Designing for audience behavior… — Regardless of how we present our stories to our audiences — online, on-air, or in print — do we truly take them into consideration?
Journalists operate in an increasingly digital world and operate from that world view. I worry about our relying so much on the digital delivery of news we forget there are other ways to do so. As a result, I don’t know if people actually consider the topic of a story as they’re thinking through how and where they’ll present it to their community.
We focus on gathering facts to publish a long-form written account. This means photos, audio, and other “interactive” solutions get relegated to a list of “nice to have.”
Ask your online community how to increase engagement and visibility and they’ll focus on online answers. You’ll end up stratifying the community you’ve already built.
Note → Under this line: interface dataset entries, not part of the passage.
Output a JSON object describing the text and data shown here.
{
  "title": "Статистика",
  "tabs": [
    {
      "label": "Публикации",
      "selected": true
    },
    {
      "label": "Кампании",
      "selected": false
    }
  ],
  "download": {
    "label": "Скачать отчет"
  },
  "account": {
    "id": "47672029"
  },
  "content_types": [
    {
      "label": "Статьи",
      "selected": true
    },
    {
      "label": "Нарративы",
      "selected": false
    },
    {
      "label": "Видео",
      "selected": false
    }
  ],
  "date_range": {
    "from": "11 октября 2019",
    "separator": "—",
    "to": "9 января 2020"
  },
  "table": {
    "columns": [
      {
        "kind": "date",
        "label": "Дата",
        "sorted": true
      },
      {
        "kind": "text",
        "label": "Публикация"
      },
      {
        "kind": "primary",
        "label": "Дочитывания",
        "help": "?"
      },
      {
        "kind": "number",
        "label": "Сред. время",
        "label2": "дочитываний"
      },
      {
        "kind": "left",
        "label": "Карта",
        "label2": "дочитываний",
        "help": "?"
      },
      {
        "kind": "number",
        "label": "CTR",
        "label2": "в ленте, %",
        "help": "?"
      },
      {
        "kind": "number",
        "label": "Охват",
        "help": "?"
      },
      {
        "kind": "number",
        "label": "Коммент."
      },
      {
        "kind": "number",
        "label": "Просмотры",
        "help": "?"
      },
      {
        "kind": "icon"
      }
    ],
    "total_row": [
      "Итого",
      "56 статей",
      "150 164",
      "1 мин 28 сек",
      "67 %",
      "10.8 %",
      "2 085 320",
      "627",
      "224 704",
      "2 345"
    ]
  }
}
Increased exposure may come, but slowly.
The work produced by South Side Weekly and City Bureau recently highlighted by Nieman Lab suggests non-traditional methods of delivery still work. They’re allowing for and encouraging “old-school audience behavior.” Text messages and live events are still useful, ways of connecting with the community. They shouldn’t be discarded completely from the toolbox.
Online, a first-person perspective of what a new bus route may look like from onboard may be more powerful than simply showing a before and after map. Organizations could consider using both sides of a postcard to highlight essential information about a long-form story instead of relying solely on social media to push the finished product.
Designing for the audience involves thinking through how and when they want to access the firehose of information. We work in a digital world now, enabling us to change headlines and ledes as needed. Spending a lot of time in coffee houses, community centers, and parks reminds me some may never choose to cross any bridge we create to the digital. Opportunities still exist to consider how we create a bridge to the digital.
A good friend of mine often talks about journalism “pushing someone to believe a point” rather than “pulling them into wanting to learn more.” It may be a result of an era where entertaining while informing provides access to the purse strings. It’s not a new development in the profession. The Hutchins Commission recommendations in 1947 could have pushed us in a much more reciprocal direction earlier had we let them. The published results were even referenced in the Knight Commission on Information Needs’s report in 2009. Part of our social responsibility as a profession involves determining how and if we’re using all the tools at our disposal.
If we truly want to design for the audiences we seek, we need to remember they may not be where we think they are.
FYI: If you’re interested in participating in the Carnival, visit its website to learn more and to learn when new prompts are available.